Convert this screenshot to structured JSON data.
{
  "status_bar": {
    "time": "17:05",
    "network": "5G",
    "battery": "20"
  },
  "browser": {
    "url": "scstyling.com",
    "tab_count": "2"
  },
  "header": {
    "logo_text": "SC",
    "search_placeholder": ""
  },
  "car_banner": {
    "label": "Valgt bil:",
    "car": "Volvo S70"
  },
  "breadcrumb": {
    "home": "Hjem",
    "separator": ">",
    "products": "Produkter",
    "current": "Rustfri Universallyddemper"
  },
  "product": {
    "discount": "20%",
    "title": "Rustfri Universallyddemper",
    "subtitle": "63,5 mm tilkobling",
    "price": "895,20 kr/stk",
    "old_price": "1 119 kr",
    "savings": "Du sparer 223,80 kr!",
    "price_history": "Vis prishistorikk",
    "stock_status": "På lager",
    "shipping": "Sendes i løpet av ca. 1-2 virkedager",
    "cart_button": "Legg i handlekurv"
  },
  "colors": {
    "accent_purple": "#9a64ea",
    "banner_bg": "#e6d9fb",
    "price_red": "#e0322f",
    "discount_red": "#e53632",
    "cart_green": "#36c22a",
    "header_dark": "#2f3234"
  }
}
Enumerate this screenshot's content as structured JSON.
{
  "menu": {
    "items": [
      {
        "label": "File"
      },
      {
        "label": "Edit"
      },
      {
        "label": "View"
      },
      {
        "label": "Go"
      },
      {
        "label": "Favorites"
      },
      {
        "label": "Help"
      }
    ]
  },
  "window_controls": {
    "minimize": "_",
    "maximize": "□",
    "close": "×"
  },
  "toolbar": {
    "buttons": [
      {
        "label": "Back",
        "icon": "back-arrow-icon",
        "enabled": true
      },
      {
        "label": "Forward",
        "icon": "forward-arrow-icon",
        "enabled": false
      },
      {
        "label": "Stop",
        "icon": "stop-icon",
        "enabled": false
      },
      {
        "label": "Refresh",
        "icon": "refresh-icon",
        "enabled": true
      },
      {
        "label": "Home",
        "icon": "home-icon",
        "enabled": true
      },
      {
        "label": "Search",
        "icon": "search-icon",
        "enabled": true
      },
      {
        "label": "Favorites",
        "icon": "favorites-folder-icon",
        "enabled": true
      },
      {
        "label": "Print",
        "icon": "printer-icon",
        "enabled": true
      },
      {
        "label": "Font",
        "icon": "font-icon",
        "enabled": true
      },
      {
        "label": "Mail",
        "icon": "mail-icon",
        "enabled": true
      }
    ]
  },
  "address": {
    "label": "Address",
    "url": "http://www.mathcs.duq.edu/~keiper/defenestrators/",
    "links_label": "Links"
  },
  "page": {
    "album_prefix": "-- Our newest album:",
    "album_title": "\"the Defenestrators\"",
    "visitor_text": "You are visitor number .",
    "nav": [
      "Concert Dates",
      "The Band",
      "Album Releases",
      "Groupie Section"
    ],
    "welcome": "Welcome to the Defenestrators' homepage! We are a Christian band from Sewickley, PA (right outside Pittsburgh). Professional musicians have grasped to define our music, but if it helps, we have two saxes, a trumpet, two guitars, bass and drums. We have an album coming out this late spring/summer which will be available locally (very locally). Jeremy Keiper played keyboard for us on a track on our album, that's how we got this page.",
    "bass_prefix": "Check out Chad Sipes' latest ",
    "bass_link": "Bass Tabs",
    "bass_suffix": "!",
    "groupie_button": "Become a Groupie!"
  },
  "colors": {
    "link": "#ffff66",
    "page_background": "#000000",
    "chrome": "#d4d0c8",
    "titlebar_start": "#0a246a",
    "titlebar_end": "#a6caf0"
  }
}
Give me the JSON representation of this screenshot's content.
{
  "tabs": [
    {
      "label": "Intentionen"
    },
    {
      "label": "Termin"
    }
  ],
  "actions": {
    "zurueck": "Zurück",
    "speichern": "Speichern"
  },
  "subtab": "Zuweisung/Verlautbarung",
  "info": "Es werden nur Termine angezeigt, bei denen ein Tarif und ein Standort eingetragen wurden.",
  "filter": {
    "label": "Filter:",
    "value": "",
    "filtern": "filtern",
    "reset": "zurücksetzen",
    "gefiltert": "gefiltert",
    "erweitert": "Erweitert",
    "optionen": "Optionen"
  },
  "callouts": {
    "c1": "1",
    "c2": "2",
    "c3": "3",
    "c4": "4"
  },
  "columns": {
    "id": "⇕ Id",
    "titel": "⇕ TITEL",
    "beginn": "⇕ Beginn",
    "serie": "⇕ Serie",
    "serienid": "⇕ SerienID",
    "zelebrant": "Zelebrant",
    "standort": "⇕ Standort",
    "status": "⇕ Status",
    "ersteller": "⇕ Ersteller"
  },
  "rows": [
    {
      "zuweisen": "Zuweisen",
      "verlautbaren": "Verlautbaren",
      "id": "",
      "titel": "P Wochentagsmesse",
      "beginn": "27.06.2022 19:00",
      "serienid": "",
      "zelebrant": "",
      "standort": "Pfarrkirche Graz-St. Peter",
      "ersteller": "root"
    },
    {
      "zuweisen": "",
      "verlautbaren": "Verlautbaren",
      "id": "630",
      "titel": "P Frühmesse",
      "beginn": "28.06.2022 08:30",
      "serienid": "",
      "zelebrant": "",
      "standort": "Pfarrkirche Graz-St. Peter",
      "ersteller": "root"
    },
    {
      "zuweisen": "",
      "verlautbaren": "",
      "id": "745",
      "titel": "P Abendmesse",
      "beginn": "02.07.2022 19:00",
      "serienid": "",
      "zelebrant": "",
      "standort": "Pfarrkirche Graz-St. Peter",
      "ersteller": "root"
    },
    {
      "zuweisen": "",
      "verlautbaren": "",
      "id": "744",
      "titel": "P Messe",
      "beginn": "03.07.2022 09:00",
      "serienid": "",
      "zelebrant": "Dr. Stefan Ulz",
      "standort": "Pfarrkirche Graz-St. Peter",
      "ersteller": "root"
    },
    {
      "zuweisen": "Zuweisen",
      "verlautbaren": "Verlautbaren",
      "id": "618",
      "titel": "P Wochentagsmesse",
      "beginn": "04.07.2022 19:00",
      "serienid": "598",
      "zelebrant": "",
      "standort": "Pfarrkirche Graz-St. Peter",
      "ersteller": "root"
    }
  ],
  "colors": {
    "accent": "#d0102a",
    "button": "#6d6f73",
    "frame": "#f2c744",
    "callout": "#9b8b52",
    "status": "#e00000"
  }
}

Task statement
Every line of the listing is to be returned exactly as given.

Finished task
Convert this screenshot to structured JSON data.
{
  "status_bar": {
    "time": "17:05",
    "network": "5G",
    "battery": "20"
  },
  "browser": {
    "url": "scstyling.com",
    "tab_count": "2"
  },
  "header": {
    "logo_text": "SC",
    "search_placeholder": ""
  },
  "car_banner": {
    "label": "Valgt bil:",
    "car": "Volvo S70"
  },
  "breadcrumb": {
    "home": "Hjem",
    "separator": ">",
    "products": "Produkter",
    "current": "Rustfri Universallyddemper"
  },
  "product": {
    "discount": "20%",
    "title": "Rustfri Universallyddemper",
    "subtitle": "63,5 mm tilkobling",
    "price": "895,20 kr/stk",
    "old_price": "1 119 kr",
    "savings": "Du sparer 223,80 kr!",
    "price_history": "Vis prishistorikk",
    "stock_status": "På lager",
    "shipping": "Sendes i løpet av ca. 1-2 virkedager",
    "cart_button": "Legg i handlekurv"
  },
  "colors": {
    "accent_purple": "#9a64ea",
    "banner_bg": "#e6d9fb",
    "price_red": "#e0322f",
    "discount_red": "#e53632",
    "cart_green": "#36c22a",
    "header_dark": "#2f3234"
  }
}
Enumerate this screenshot's content as structured JSON.
{
  "menu": {
    "items": [
      {
        "label": "File"
      },
      {
        "label": "Edit"
      },
      {
        "label": "View"
      },
      {
        "label": "Go"
      },
      {
        "label": "Favorites"
      },
      {
        "label": "Help"
      }
    ]
  },
  "window_controls": {
    "minimize": "_",
    "maximize": "□",
    "close": "×"
  },
  "toolbar": {
    "buttons": [
      {
        "label": "Back",
        "icon": "back-arrow-icon",
        "enabled": true
      },
      {
        "label": "Forward",
        "icon": "forward-arrow-icon",
        "enabled": false
      },
      {
        "label": "Stop",
        "icon": "stop-icon",
        "enabled": false
      },
      {
        "label": "Refresh",
        "icon": "refresh-icon",
        "enabled": true
      },
      {
        "label": "Home",
        "icon": "home-icon",
        "enabled": true
      },
      {
        "label": "Search",
        "icon": "search-icon",
        "enabled": true
      },
      {
        "label": "Favorites",
        "icon": "favorites-folder-icon",
        "enabled": true
      },
      {
        "label": "Print",
        "icon": "printer-icon",
        "enabled": true
      },
      {
        "label": "Font",
        "icon": "font-icon",
        "enabled": true
      },
      {
        "label": "Mail",
        "icon": "mail-icon",
        "enabled": true
      }
    ]
  },
  "address": {
    "label": "Address",
    "url": "http://www.mathcs.duq.edu/~keiper/defenestrators/",
    "links_label": "Links"
  },
  "page": {
    "album_prefix": "-- Our newest album:",
    "album_title": "\"the Defenestrators\"",
    "visitor_text": "You are visitor number .",
    "nav": [
      "Concert Dates",
      "The Band",
      "Album Releases",
      "Groupie Section"
    ],
    "welcome": "Welcome to the Defenestrators' homepage! We are a Christian band from Sewickley, PA (right outside Pittsburgh). Professional musicians have grasped to define our music, but if it helps, we have two saxes, a trumpet, two guitars, bass and drums. We have an album coming out this late spring/summer which will be available locally (very locally). Jeremy Keiper played keyboard for us on a track on our album, that's how we got this page.",
    "bass_prefix": "Check out Chad Sipes' latest ",
    "bass_link": "Bass Tabs",
    "bass_suffix": "!",
    "groupie_button": "Become a Groupie!"
  },
  "colors": {
    "link": "#ffff66",
    "page_background": "#000000",
    "chrome": "#d4d0c8",
    "titlebar_start": "#0a246a",
    "titlebar_end": "#a6caf0"
  }
}
Give me the JSON representation of this screenshot's content.
{
  "tabs": [
    {
      "label": "Intentionen"
    },
    {
      "label": "Termin"
    }
  ],
  "actions": {
    "zurueck": "Zurück",
    "speichern": "Speichern"
  },
  "subtab": "Zuweisung/Verlautbarung",
  "info": "Es werden nur Termine angezeigt, bei denen ein Tarif und ein Standort eingetragen wurden.",
  "filter": {
    "label": "Filter:",
    "value": "",
    "filtern": "filtern",
    "reset": "zurücksetzen",
    "gefiltert": "gefiltert",
    "erweitert": "Erweitert",
    "optionen": "Optionen"
  },
  "callouts": {
    "c1": "1",
    "c2": "2",
    "c3": "3",
    "c4": "4"
  },
  "columns": {
    "id": "⇕ Id",
    "titel": "⇕ TITEL",
    "beginn": "⇕ Beginn",
    "serie": "⇕ Serie",
    "serienid": "⇕ SerienID",
    "zelebrant": "Zelebrant",
    "standort": "⇕ Standort",
    "status": "⇕ Status",
    "ersteller": "⇕ Ersteller"
  },
  "rows": [
    {
      "zuweisen": "Zuweisen",
      "verlautbaren": "Verlautbaren",
      "id": "",
      "titel": "P Wochentagsmesse",
      "beginn": "27.06.2022 19:00",
      "serienid": "",
      "zelebrant": "",
      "standort": "Pfarrkirche Graz-St. Peter",
      "ersteller": "root"
    },
    {
      "zuweisen": "",
      "verlautbaren": "Verlautbaren",
      "id": "630",
      "titel": "P Frühmesse",
      "beginn": "28.06.2022 08:30",
      "serienid": "",
      "zelebrant": "",
      "standort": "Pfarrkirche Graz-St. Peter",
      "ersteller": "root"
    },
    {
      "zuweisen": "",
      "verlautbaren": "",
      "id": "745",
      "titel": "P Abendmesse",
      "beginn": "02.07.2022 19:00",
      "serienid": "",
      "zelebrant": "",
      "standort": "Pfarrkirche Graz-St. Peter",
      "ersteller": "root"
    },
    {
      "zuweisen": "",
      "verlautbaren": "",
      "id": "744",
      "titel": "P Messe",
      "beginn": "03.07.2022 09:00",
      "serienid": "",
      "zelebrant": "Dr. Stefan Ulz",
      "standort": "Pfarrkirche Graz-St. Peter",
      "ersteller": "root"
    },
    {
      "zuweisen": "Zuweisen",
      "verlautbaren": "Verlautbaren",
      "id": "618",
      "titel": "P Wochentagsmesse",
      "beginn": "04.07.2022 19:00",
      "serienid": "598",
      "zelebrant": "",
      "standort": "Pfarrkirche Graz-St. Peter",
      "ersteller": "root"
    }
  ],
  "colors": {
    "accent": "#d0102a",
    "button": "#6d6f73",
    "frame": "#f2c744",
    "callout": "#9b8b52",
    "status": "#e00000"
  }
}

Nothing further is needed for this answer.